Do the Irish fit in well there?

Effortlessly! There is an Irish exiles rugby club and a well-regarded soccer club, Shamrock Rovers, as well as a number of hurling and Gaelic football teams. After a gap of a few years the St Patrick’s Day festivities in Perth are better than ever.

My wife’s background is Greek and I recently attended a function hosted by the Hellenic Australian Lawyers Association. I think there is definitely merit in an Irish Australian Lawyers Association and I would be keen to become involved in such a project.

How have the fires in Australia affected you?

Bushfires have always been a fact of life in Australia, but the scale of the present fires on the East Coast seem unprecedented. While we are not directly affected here, they are devastating for all Australians. The loss of wildlife, homes and of course lives has been awful. The firefighters have done an extraordinary job, and we try and support them in every way we can. The precise causes and what should be done in the future to try to mitigate the loss is a matter of on-going and intense national debate, upon which it would be inappropriate for me to comment.

What is it like living in Perth?

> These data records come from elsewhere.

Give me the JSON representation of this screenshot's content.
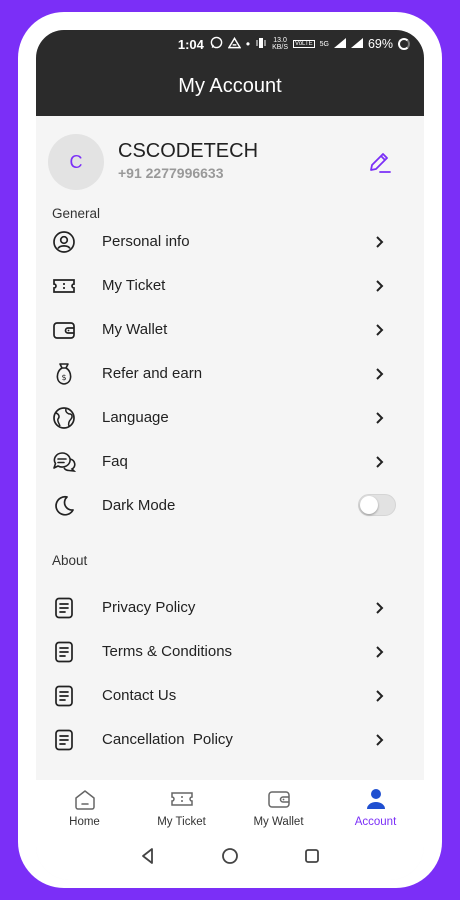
{
  "status_bar": {
    "time": "1:04",
    "data_speed": "13.0",
    "data_unit": "KB/S",
    "volte": "VoLTE",
    "network": "5G",
    "battery": "69%"
  },
  "header": {
    "title": "My Account"
  },
  "profile": {
    "avatar_initial": "C",
    "name": "CSCODETECH",
    "phone": "+91 2277996633"
  },
  "sections": {
    "general": "General",
    "about": "About"
  },
  "general_items": [
    {
      "label": "Personal info",
      "icon": "user-circle-icon"
    },
    {
      "label": "My Ticket",
      "icon": "ticket-icon"
    },
    {
      "label": "My Wallet",
      "icon": "wallet-icon"
    },
    {
      "label": "Refer and earn",
      "icon": "money-bag-icon"
    },
    {
      "label": "Language",
      "icon": "globe-icon"
    },
    {
      "label": "Faq",
      "icon": "chat-bubbles-icon"
    },
    {
      "label": "Dark Mode",
      "icon": "moon-icon",
      "toggle_on": false
    }
  ],
  "about_items": [
    {
      "label": "Privacy Policy",
      "icon": "document-icon"
    },
    {
      "label": "Terms & Conditions",
      "icon": "document-icon"
    },
    {
      "label": "Contact Us",
      "icon": "document-icon"
    },
    {
      "label": "Cancellation  Policy",
      "icon": "document-icon"
    }
  ],
  "bottom_nav": [
    {
      "label": "Home",
      "icon": "home-icon",
      "active": false
    },
    {
      "label": "My Ticket",
      "icon": "ticket-icon",
      "active": false
    },
    {
      "label": "My Wallet",
      "icon": "wallet-icon",
      "active": false
    },
    {
      "label": "Account",
      "icon": "person-icon",
      "active": true
    }
  ],
  "colors": {
    "accent": "#7b2ff7",
    "header_bg": "#2b2b2b",
    "screen_bg": "#f5f5f5"
  }
}
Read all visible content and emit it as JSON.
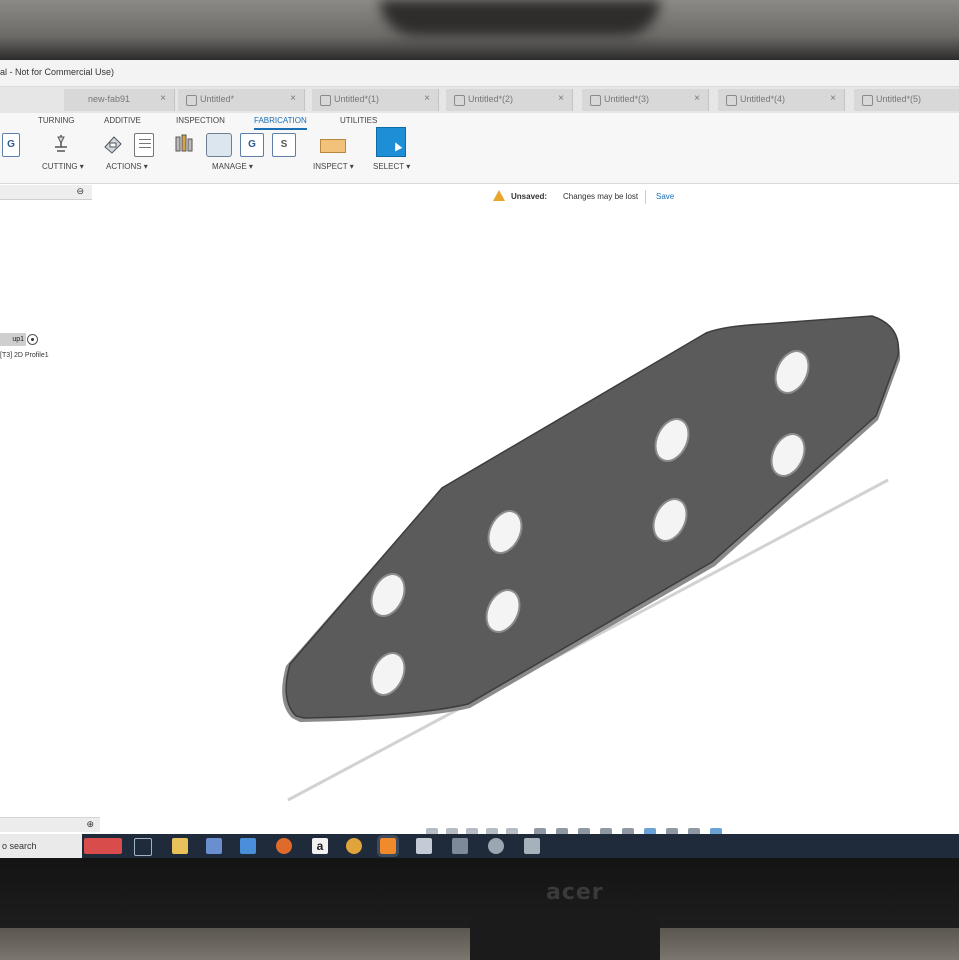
{
  "window": {
    "title": "al - Not for Commercial Use)"
  },
  "tabs": [
    {
      "label": "new-fab91",
      "active": false
    },
    {
      "label": "Untitled*",
      "active": false
    },
    {
      "label": "Untitled*(1)",
      "active": false
    },
    {
      "label": "Untitled*(2)",
      "active": false
    },
    {
      "label": "Untitled*(3)",
      "active": false
    },
    {
      "label": "Untitled*(4)",
      "active": false
    },
    {
      "label": "Untitled*(5)",
      "active": false
    }
  ],
  "ribbon": {
    "tabs": [
      "TURNING",
      "ADDITIVE",
      "INSPECTION",
      "FABRICATION",
      "UTILITIES"
    ],
    "active_tab": "FABRICATION",
    "groups": [
      "CUTTING ▾",
      "ACTIONS ▾",
      "MANAGE ▾",
      "INSPECT ▾",
      "SELECT ▾"
    ],
    "icon_letters": {
      "g": "G",
      "s": "S"
    }
  },
  "warning": {
    "label": "Unsaved:",
    "message": "Changes may be lost",
    "save": "Save",
    "color": "#e8a52b"
  },
  "browser": {
    "node_label": "up1",
    "item_label": "[T3] 2D Profile1",
    "collapse_symbol": "⊖",
    "expand_symbol": "⊕"
  },
  "taskbar": {
    "search_text": "o search",
    "app_letter": "a"
  },
  "monitor": {
    "brand": "acer"
  },
  "colors": {
    "accent": "#1a6fb5",
    "part_face": "#5b5b5b",
    "select_button": "#1e8fd6"
  }
}
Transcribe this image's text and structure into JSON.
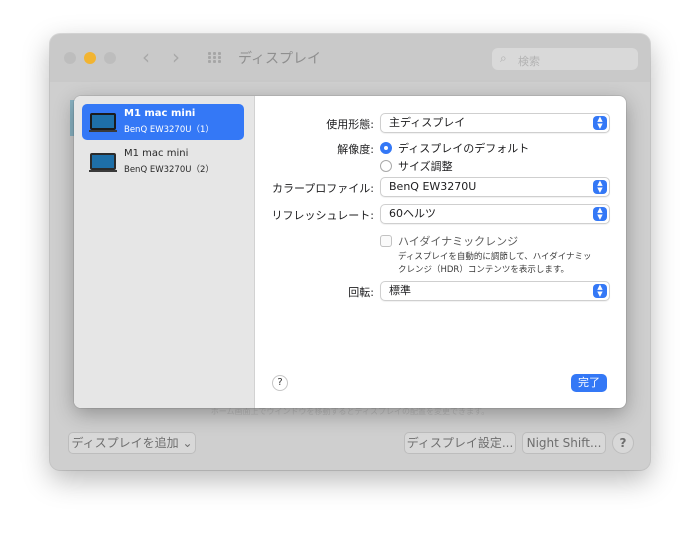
{
  "window": {
    "title": "ディスプレイ",
    "search_placeholder": "検索",
    "bottom_hint": "ホーム画面上でウインドウを移動するとディスプレイの配置を変更できます。",
    "add_display_label": "ディスプレイを追加",
    "display_settings_label": "ディスプレイ設定...",
    "night_shift_label": "Night Shift...",
    "help_label": "?"
  },
  "sidebar": {
    "items": [
      {
        "name": "M1 mac mini",
        "subtitle": "BenQ EW3270U（1）",
        "selected": true
      },
      {
        "name": "M1 mac mini",
        "subtitle": "BenQ EW3270U（2）",
        "selected": false
      }
    ]
  },
  "settings": {
    "usage_label": "使用形態:",
    "usage_value": "主ディスプレイ",
    "resolution_label": "解像度:",
    "resolution_options": [
      "ディスプレイのデフォルト",
      "サイズ調整"
    ],
    "resolution_selected": 0,
    "color_profile_label": "カラープロファイル:",
    "color_profile_value": "BenQ EW3270U",
    "refresh_label": "リフレッシュレート:",
    "refresh_value": "60ヘルツ",
    "hdr_label": "ハイダイナミックレンジ",
    "hdr_checked": false,
    "hdr_hint_line1": "ディスプレイを自動的に調節して、ハイダイナミッ",
    "hdr_hint_line2": "クレンジ（HDR）コンテンツを表示します。",
    "rotation_label": "回転:",
    "rotation_value": "標準"
  },
  "sheet": {
    "help_label": "?",
    "done_label": "完了"
  },
  "colors": {
    "accent": "#3478f6",
    "minimize": "#f2b431"
  }
}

Perth is a wonderful place to live. Apart from about three or four months when we have what passes for a winter, the weather is incredible. We live about a 15-minute drive to the Indian Ocean. The quality of beaches here is better than I have seen anywhere in the world with the possible exception of Hawaii. Twenty minutes inland is the Swan Valley with a plethora of high-quality wineries and microbreweries. In the 17 years that I have been here, the CBD (Central Business District) has become markedly more vibrant with a host of small bars and exceptional restaurants. Perth is beautifully situated on the Swan River and has a world-class sporting stadium, the Optus stadium. We have one top-class AFL team, the West Coast Eagles, who I was fortunate enough to watch win the grand final in Melbourne in 2018. Sadly we lost the Western Force from the super 15 rugby competition, although I retain some hope for a revival at the highest level. All Perth really lacks are mountains.

What are the costs like in Perth?

When I arrived in 2002 accommodation was relatively affordable compared to the average salary and I was able to buy my first property in 2003. Although the price of property then rocketed, it has decreased markedly over the last five years and is now reasonably affordable. On a good day I can drive from my home to my office in 15 minutes. Our children go to schools in the CBD, so the morning work/school run is very manageable.

What advice would you give to someone maybe interested in pursuing a legal career abroad?

Definitely go for a salaried position as opposed to working in a self-employed capacity as I erroneously did in 2000. Be prepared to take one step backwards to go to step forwards. If you can find a position that is not completely alien to your current experience, that will keep you busy and which has an engaging group of colleagues, in my experience you will succeed in making the transition. It is a big step obviously. Try to give yourself 12 months at least before deciding that it is not for you. When I moved from the UK to Australia I was single and so it was much more challenging than if one was moving with a family. It rather helped that I met my wife two years after I arrived.

Are there any other Irish people in your circles?

My wife’s background is Greek and I recently attended a function hosted by the Hellenic Australian Lawyers Association. I think there is definitely merit in an Irish Australian Lawyers Association. I discovered a year or so ago that the mother of a law student then working in my court as an usher, went to school with him. Similarly at a business dinner a few years ago I bumped into a bank manager who went to school with my cousin in Clonmel.

Is there anything you miss about Ireland?

Proximity to family obviously. Skype has made a massive difference and over the years and my parents have made a number of trips to Australia, although their travelling days are now behind them.

I miss being able to watch Ireland in the Six Nations and I would have loved to have been able to get to see Munster live more often. It is completely impossible to get a Guinness as good as in Ireland.